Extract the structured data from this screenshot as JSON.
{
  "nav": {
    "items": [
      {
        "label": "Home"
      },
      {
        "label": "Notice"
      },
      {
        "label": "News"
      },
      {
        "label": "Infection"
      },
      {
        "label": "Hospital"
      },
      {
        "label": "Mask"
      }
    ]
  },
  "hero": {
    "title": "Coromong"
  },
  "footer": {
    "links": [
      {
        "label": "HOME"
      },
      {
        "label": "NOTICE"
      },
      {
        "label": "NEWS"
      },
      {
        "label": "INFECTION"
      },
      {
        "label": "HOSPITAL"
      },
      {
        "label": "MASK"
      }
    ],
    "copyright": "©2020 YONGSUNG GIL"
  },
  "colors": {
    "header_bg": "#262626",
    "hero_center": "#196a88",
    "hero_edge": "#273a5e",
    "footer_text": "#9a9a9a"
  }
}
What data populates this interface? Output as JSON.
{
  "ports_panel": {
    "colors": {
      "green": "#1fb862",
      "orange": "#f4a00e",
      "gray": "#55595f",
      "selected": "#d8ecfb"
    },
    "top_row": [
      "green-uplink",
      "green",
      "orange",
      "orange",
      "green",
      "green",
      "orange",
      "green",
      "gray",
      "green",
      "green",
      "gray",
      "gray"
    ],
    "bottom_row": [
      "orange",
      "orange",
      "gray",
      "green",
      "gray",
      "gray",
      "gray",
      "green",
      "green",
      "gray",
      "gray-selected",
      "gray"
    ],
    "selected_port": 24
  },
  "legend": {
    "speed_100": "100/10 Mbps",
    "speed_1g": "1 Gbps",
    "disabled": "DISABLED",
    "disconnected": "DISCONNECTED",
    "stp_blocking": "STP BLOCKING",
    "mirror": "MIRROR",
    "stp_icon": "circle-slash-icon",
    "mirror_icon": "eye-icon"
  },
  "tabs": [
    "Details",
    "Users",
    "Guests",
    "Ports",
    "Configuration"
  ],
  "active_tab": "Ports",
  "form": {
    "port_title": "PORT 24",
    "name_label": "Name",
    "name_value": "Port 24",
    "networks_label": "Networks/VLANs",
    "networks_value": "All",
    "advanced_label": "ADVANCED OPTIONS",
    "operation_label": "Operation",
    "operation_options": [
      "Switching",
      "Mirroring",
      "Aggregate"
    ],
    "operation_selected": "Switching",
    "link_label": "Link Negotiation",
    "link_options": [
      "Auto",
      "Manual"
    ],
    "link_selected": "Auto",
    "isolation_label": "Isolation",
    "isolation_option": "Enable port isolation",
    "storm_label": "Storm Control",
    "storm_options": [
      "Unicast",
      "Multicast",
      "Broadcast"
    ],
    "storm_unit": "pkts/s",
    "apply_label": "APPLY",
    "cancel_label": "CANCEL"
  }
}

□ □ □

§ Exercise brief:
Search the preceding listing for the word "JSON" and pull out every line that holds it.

§ Finished exercise:
Extract the structured data from this screenshot as JSON.
What data populates this interface? Output as JSON.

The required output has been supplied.